Work to be completed
Take the entries below and write them out exactly, with each picture removed.

Data records for software interfaces
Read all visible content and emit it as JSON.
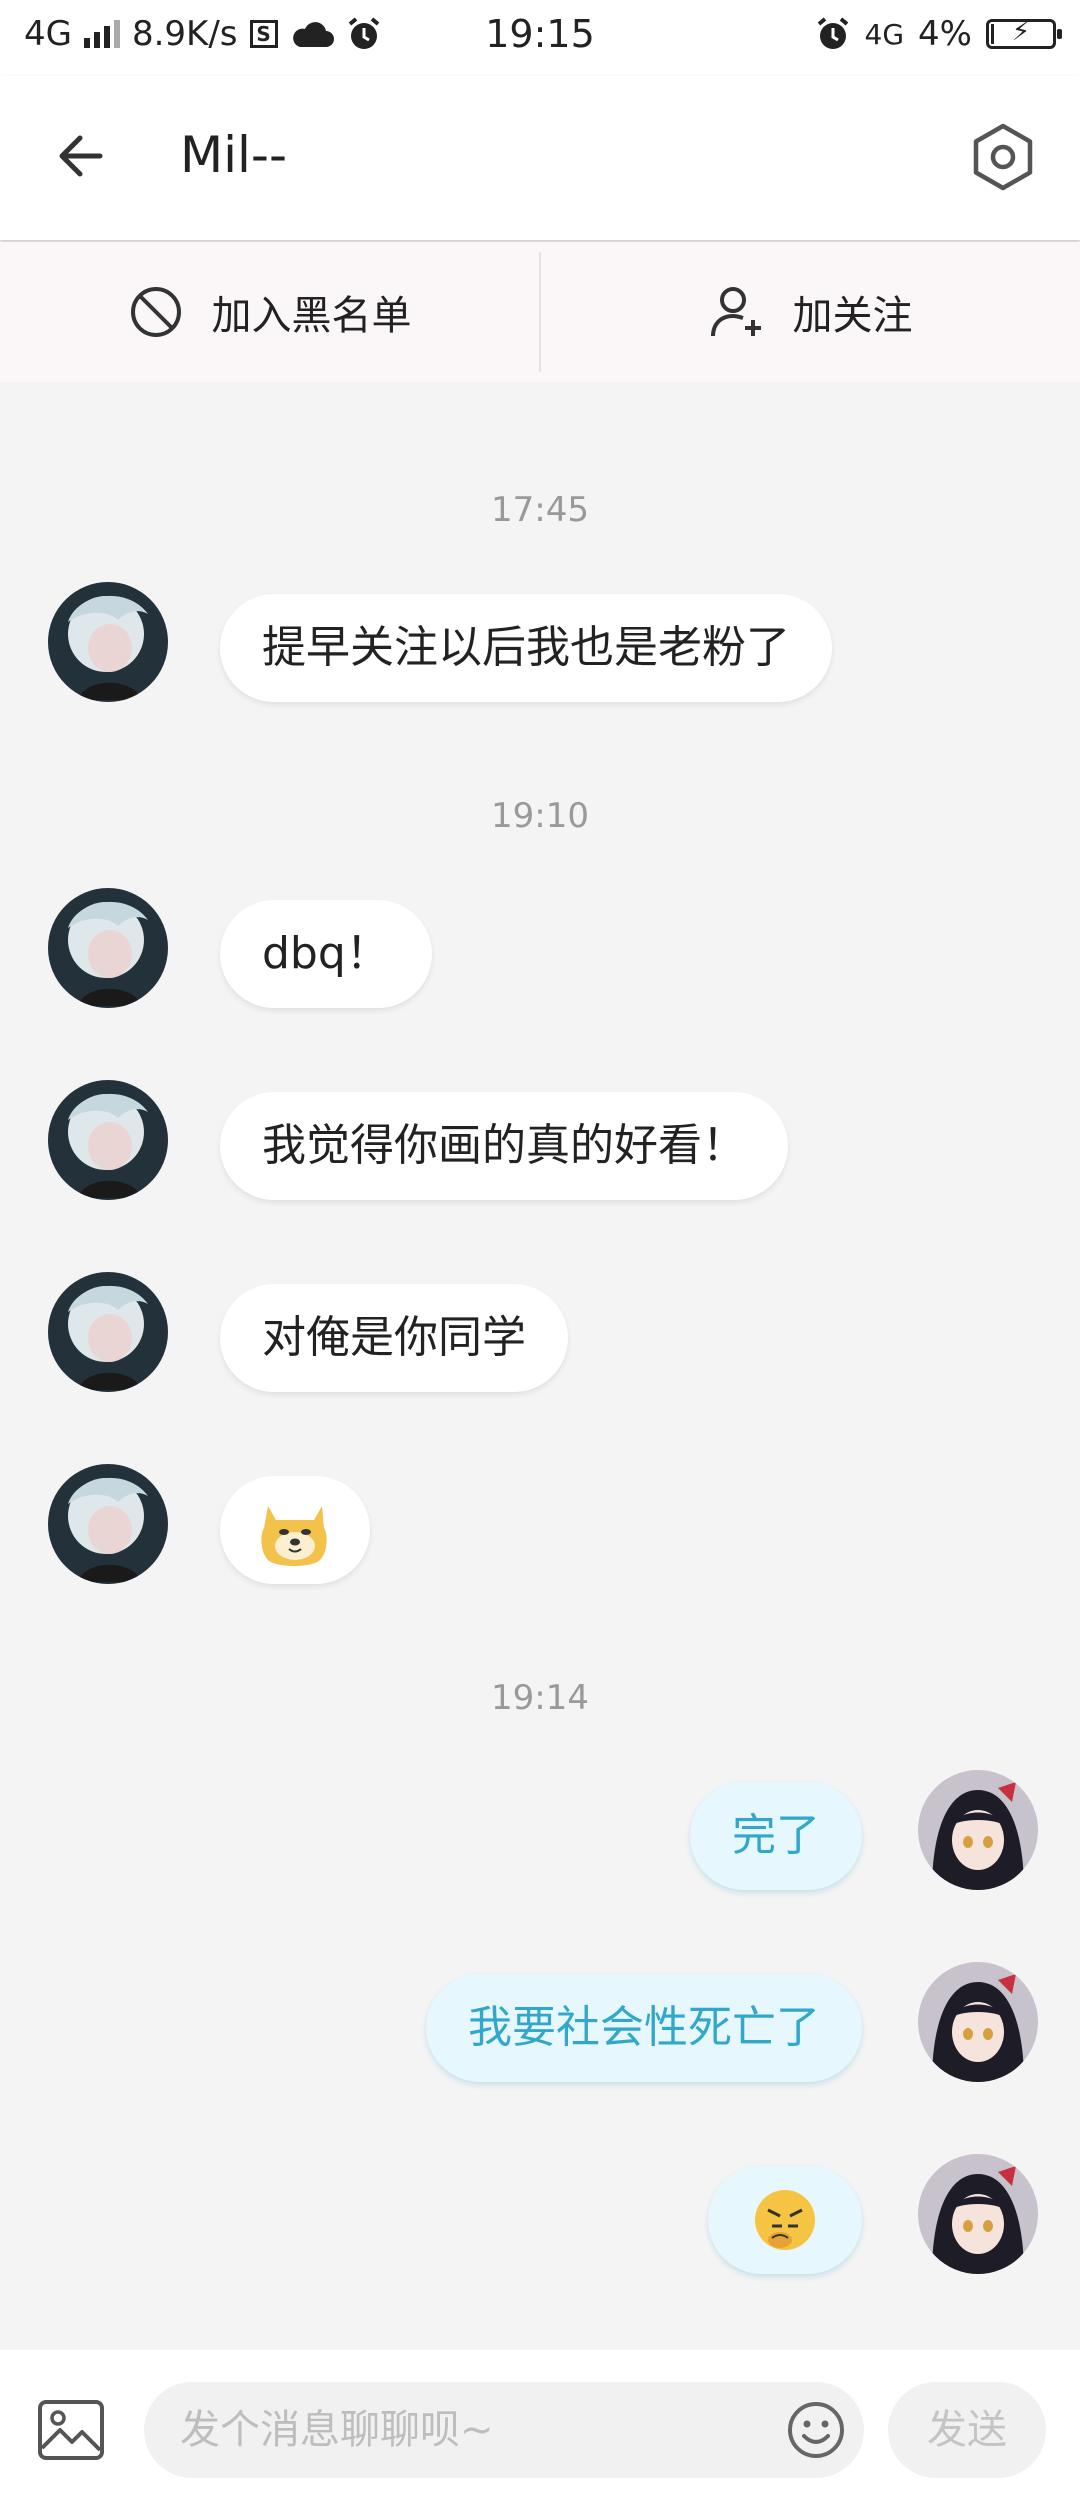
{
  "status_bar": {
    "network_left": "4G",
    "speed": "8.9K/s",
    "time": "19:15",
    "network_right": "4G",
    "battery": "4%",
    "icons": [
      "signal-icon",
      "s-app-icon",
      "cloud-icon",
      "alarm-icon",
      "alarm-icon",
      "battery-charging-icon"
    ]
  },
  "header": {
    "title": "Mil--",
    "back_icon": "arrow-left-icon",
    "settings_icon": "hexagon-gear-icon"
  },
  "actions": {
    "blacklist_label": "加入黑名单",
    "follow_label": "加关注"
  },
  "messages": {
    "ts1": "17:45",
    "m1": "提早关注以后我也是老粉了",
    "ts2": "19:10",
    "m2": "dbq！",
    "m3": "我觉得你画的真的好看！",
    "m4": "对俺是你同学",
    "m5_emoji": "doge-emoji",
    "ts3": "19:14",
    "m6": "完了",
    "m7": "我要社会性死亡了",
    "m8_emoji": "thinking-angry-emoji"
  },
  "input_bar": {
    "placeholder": "发个消息聊聊呗~",
    "send_label": "发送"
  },
  "colors": {
    "outgoing_bubble": "#e6f7fd",
    "outgoing_text": "#31a7cc",
    "chat_background": "#f4f4f4"
  }
}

Solution to this exercise
Read all visible content and emit it as JSON.
{
  "status_bar": {
    "network_left": "4G",
    "speed": "8.9K/s",
    "time": "19:15",
    "network_right": "4G",
    "battery": "4%",
    "icons": [
      "signal-icon",
      "s-app-icon",
      "cloud-icon",
      "alarm-icon",
      "alarm-icon",
      "battery-charging-icon"
    ]
  },
  "header": {
    "title": "Mil--",
    "back_icon": "arrow-left-icon",
    "settings_icon": "hexagon-gear-icon"
  },
  "actions": {
    "blacklist_label": "加入黑名单",
    "follow_label": "加关注"
  },
  "messages": {
    "ts1": "17:45",
    "m1": "提早关注以后我也是老粉了",
    "ts2": "19:10",
    "m2": "dbq！",
    "m3": "我觉得你画的真的好看！",
    "m4": "对俺是你同学",
    "m5_emoji": "doge-emoji",
    "ts3": "19:14",
    "m6": "完了",
    "m7": "我要社会性死亡了",
    "m8_emoji": "thinking-angry-emoji"
  },
  "input_bar": {
    "placeholder": "发个消息聊聊呗~",
    "send_label": "发送"
  },
  "colors": {
    "outgoing_bubble": "#e6f7fd",
    "outgoing_text": "#31a7cc",
    "chat_background": "#f4f4f4"
  }
}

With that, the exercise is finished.